• _Required action_: The records that follow are to be reproduced verbatim.
===== Supplied information =====
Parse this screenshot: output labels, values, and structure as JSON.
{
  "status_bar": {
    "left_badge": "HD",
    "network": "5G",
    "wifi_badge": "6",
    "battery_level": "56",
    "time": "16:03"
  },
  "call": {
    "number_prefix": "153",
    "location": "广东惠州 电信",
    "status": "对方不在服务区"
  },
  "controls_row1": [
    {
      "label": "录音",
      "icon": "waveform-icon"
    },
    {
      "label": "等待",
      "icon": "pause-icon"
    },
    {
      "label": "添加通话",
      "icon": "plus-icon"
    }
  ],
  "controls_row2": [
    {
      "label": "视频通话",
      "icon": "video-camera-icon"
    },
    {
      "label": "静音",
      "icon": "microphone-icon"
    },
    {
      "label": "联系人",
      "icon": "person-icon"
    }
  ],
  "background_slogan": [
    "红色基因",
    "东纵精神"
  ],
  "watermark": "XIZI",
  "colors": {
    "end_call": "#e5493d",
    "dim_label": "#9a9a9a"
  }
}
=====
• _Completed exercise_:
Parse this screenshot: output labels, values, and structure as JSON.
{
  "status_bar": {
    "left_badge": "HD",
    "network": "5G",
    "wifi_badge": "6",
    "battery_level": "56",
    "time": "16:03"
  },
  "call": {
    "number_prefix": "153",
    "location": "广东惠州 电信",
    "status": "对方不在服务区"
  },
  "controls_row1": [
    {
      "label": "录音",
      "icon": "waveform-icon"
    },
    {
      "label": "等待",
      "icon": "pause-icon"
    },
    {
      "label": "添加通话",
      "icon": "plus-icon"
    }
  ],
  "controls_row2": [
    {
      "label": "视频通话",
      "icon": "video-camera-icon"
    },
    {
      "label": "静音",
      "icon": "microphone-icon"
    },
    {
      "label": "联系人",
      "icon": "person-icon"
    }
  ],
  "background_slogan": [
    "红色基因",
    "东纵精神"
  ],
  "watermark": "XIZI",
  "colors": {
    "end_call": "#e5493d",
    "dim_label": "#9a9a9a"
  }
}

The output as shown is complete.